I write you this letter with mixed feelings. Personal friendship and interest in your welfare, I think, predominate. I am not so blinded as not to know that it gave you pain to allow such scandal against me sand to take such action as you thought the peculiar circumstances require. Much as I defer with you on that subject, I am not yet ready to blame your or to feel bitterly. Those circumstances no longer exist, and you can now at least do me justice and relieve me from the bitter mortification I have felt without reopening old sores. I am very sure you will do it, but whether you do or not I impress upon you the necessity for your own sake of considering carefully the suggestions I have presented.
I shall not again address you a letter on such a subject.
HEADQUARTERS OF THE ARMY,
Washington, October 10, 1862.
Major General JOHN POPE,
Commanding, &c., Saint Paul:
GENERAL: Your letter of the 30th ultimo is just received. I very much regret the spirit manifested in it and the threatening tone assumed in it toward me. In this letter you have assumed facts and drawn your conclusions from such assumptions.

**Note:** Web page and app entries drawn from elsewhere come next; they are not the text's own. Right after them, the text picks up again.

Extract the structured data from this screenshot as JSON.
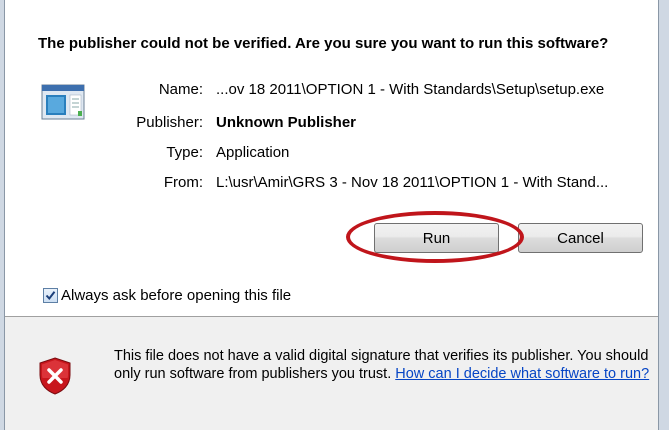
{
  "dialog": {
    "question": "The publisher could not be verified.  Are you sure you want to run this software?",
    "fields": {
      "name_label": "Name:",
      "name_value": "...ov 18 2011\\OPTION 1 - With Standards\\Setup\\setup.exe",
      "publisher_label": "Publisher:",
      "publisher_value": "Unknown Publisher",
      "type_label": "Type:",
      "type_value": "Application",
      "from_label": "From:",
      "from_value": "L:\\usr\\Amir\\GRS 3 - Nov 18 2011\\OPTION 1 - With Stand..."
    },
    "buttons": {
      "run_label": "Run",
      "cancel_label": "Cancel"
    },
    "checkbox": {
      "label": "Always ask before opening this file",
      "checked": true
    },
    "warning": {
      "text": "This file does not have a valid digital signature that verifies its publisher. You should only run software from publishers you trust.",
      "link_text": "How can I decide what software to run?"
    },
    "colors": {
      "highlight_circle": "#c0151b",
      "link": "#0645c5",
      "shield_red": "#c8161d"
    },
    "icons": {
      "application": "application-icon",
      "shield": "shield-warning-icon",
      "check": "checkmark-icon"
    }
  }
}
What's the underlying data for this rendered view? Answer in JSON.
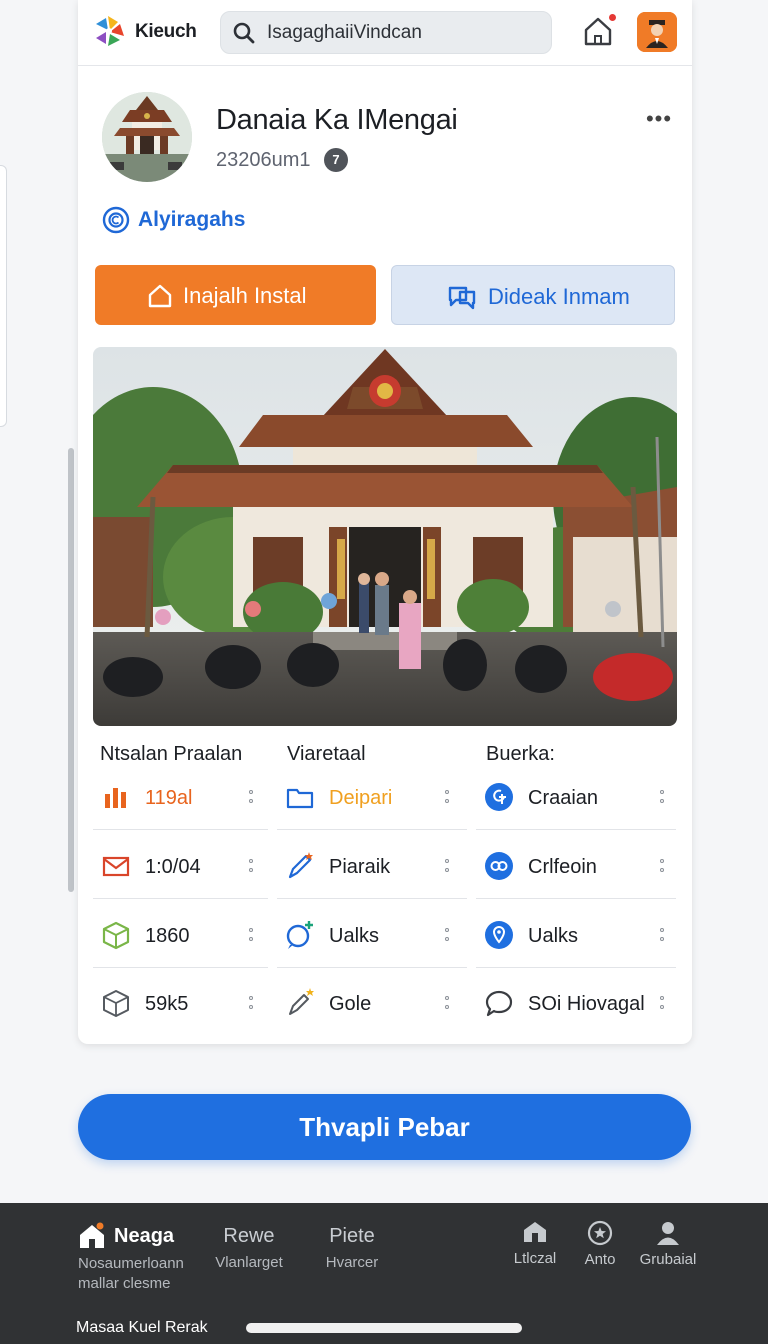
{
  "topbar": {
    "brand": "Kieuch",
    "search_value": "IsagaghaiiVindcan"
  },
  "profile": {
    "name": "Danaia Ka IMengai",
    "meta": "23206um1",
    "badge": "7",
    "verified_label": "Alyiragahs"
  },
  "actions": {
    "primary": "Inajalh Instal",
    "secondary": "Dideak Inmam"
  },
  "stats": {
    "columns": [
      {
        "title": "Ntsalan Praalan",
        "rows": [
          {
            "value": "119al",
            "icon": "bar-chart-icon",
            "color": "#e8641e"
          },
          {
            "value": "1:0/04",
            "icon": "mail-icon",
            "color": "#333a45"
          },
          {
            "value": "1860",
            "icon": "cube-icon",
            "color": "#333a45"
          },
          {
            "value": "59k5",
            "icon": "box-icon",
            "color": "#333a45"
          }
        ]
      },
      {
        "title": "Viaretaal",
        "rows": [
          {
            "value": "Deipari",
            "icon": "folder-icon",
            "color": "#f0a020"
          },
          {
            "value": "Piaraik",
            "icon": "pen-icon",
            "color": "#1c1f24"
          },
          {
            "value": "Ualks",
            "icon": "chat-plus-icon",
            "color": "#1c1f24"
          },
          {
            "value": "Gole",
            "icon": "pen-star-icon",
            "color": "#1c1f24"
          }
        ]
      },
      {
        "title": "Buerka:",
        "rows": [
          {
            "value": "Craaian",
            "icon": "circle-info-icon",
            "color": "#1c1f24"
          },
          {
            "value": "Crlfeoin",
            "icon": "circle-link-icon",
            "color": "#1c1f24"
          },
          {
            "value": "Ualks",
            "icon": "pin-icon",
            "color": "#1c1f24"
          },
          {
            "value": "SOi Hiovagal",
            "icon": "speech-icon",
            "color": "#1c1f24"
          }
        ]
      }
    ]
  },
  "cta_label": "Thvapli Pebar",
  "bottom_nav": {
    "home": {
      "label": "Neaga",
      "sub1": "Nosaumerloann",
      "sub2": "mallar clesme"
    },
    "review": {
      "label": "Rewe",
      "sub": "Vlanlarget"
    },
    "piere": {
      "label": "Piete",
      "sub": "Hvarcer"
    },
    "local": "Ltlczal",
    "anto": "Anto",
    "global": "Grubaial"
  },
  "bottom_caption": "Masaa Kuel Rerak",
  "colors": {
    "accent_orange": "#f07b27",
    "accent_blue": "#1f6fe0",
    "nav_bg": "#303234"
  }
}
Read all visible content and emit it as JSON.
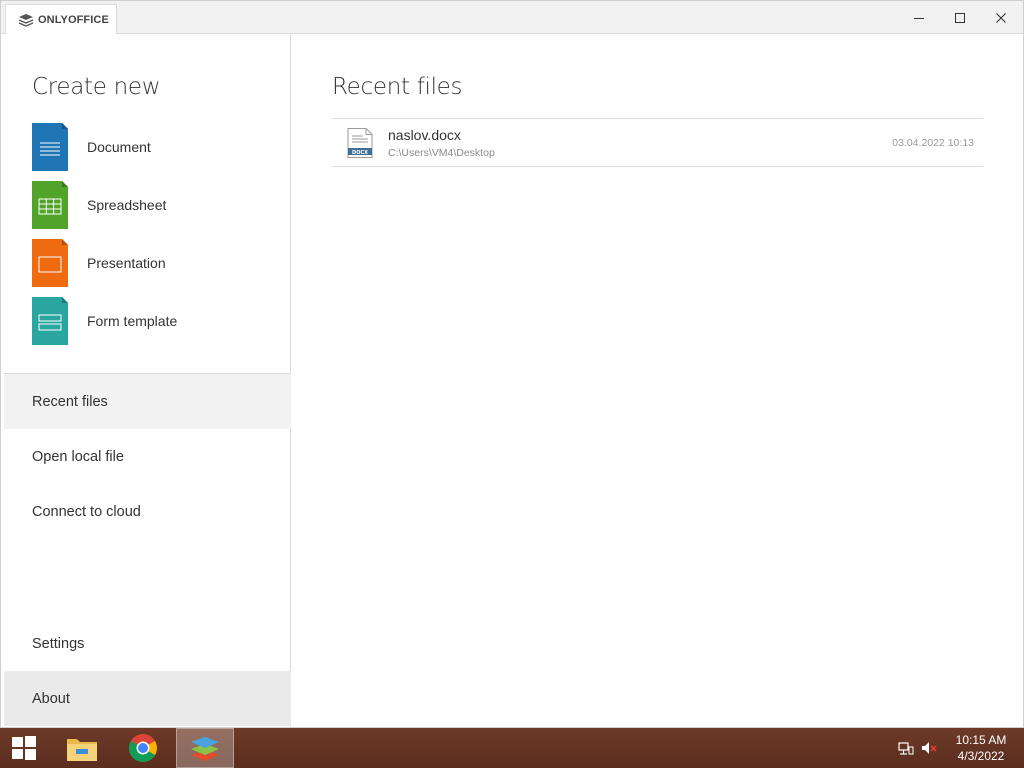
{
  "app": {
    "tab_title": "ONLYOFFICE"
  },
  "window_controls": {
    "minimize_icon": "minimize-icon",
    "maximize_icon": "maximize-icon",
    "close_icon": "close-icon"
  },
  "sidebar": {
    "create_title": "Create new",
    "create_items": [
      {
        "label": "Document",
        "color": "#1f74b4",
        "icon": "document-icon"
      },
      {
        "label": "Spreadsheet",
        "color": "#52a329",
        "icon": "spreadsheet-icon"
      },
      {
        "label": "Presentation",
        "color": "#ef6b0f",
        "icon": "presentation-icon"
      },
      {
        "label": "Form template",
        "color": "#2aa6a0",
        "icon": "form-template-icon"
      }
    ],
    "nav": [
      {
        "label": "Recent files",
        "active": true
      },
      {
        "label": "Open local file"
      },
      {
        "label": "Connect to cloud"
      }
    ],
    "settings_label": "Settings",
    "about_label": "About"
  },
  "main": {
    "title": "Recent files",
    "files": [
      {
        "name": "naslov.docx",
        "path": "C:\\Users\\VM4\\Desktop",
        "date": "03.04.2022 10:13",
        "type_badge": "DOCX"
      }
    ]
  },
  "taskbar": {
    "clock_time": "10:15 AM",
    "clock_date": "4/3/2022",
    "accent": "#5f3122"
  }
}
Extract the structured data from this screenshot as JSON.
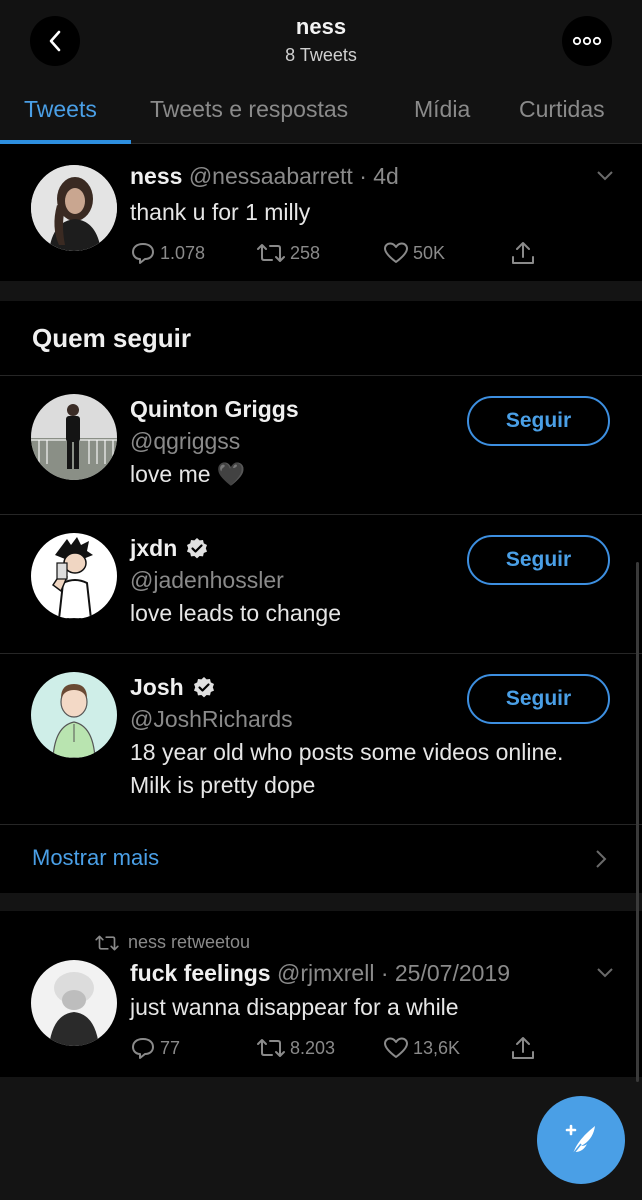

Your premises are not true, and your conclusions are unjust. On no occasion have I acted unfriendly to you. On the contrary, I have done everything for you that I could have done for a brother; but you have wished me to do for you impossibilities. You have asked me to do for you what my superiors and yours would not authorize me to do. Moreover you charge me with acts injurious to you which were neither my acts nor acts of my advising. For example, you charge me with exiling you to your present department. I did not send you there nor did I advise it. On the contrary, I advised against it . You complain that I acted unfriendly to you in giving the command to General McClellan. The facts do not sustain your assertion. As General McClellan's army arrived here by detachments, every man I could move was, against his protest, sent to your command. He claimed that when the two armies began to unite, he as ranking officer, and a right to command both. His claim was not admitted, and he remained in command only of the defenses of Washington. But when your forces fell back within the line of these defense he clearly became entitled to the command. You complain more particularly of his commanding the army sent into Maryland. That army was composed mostly of his old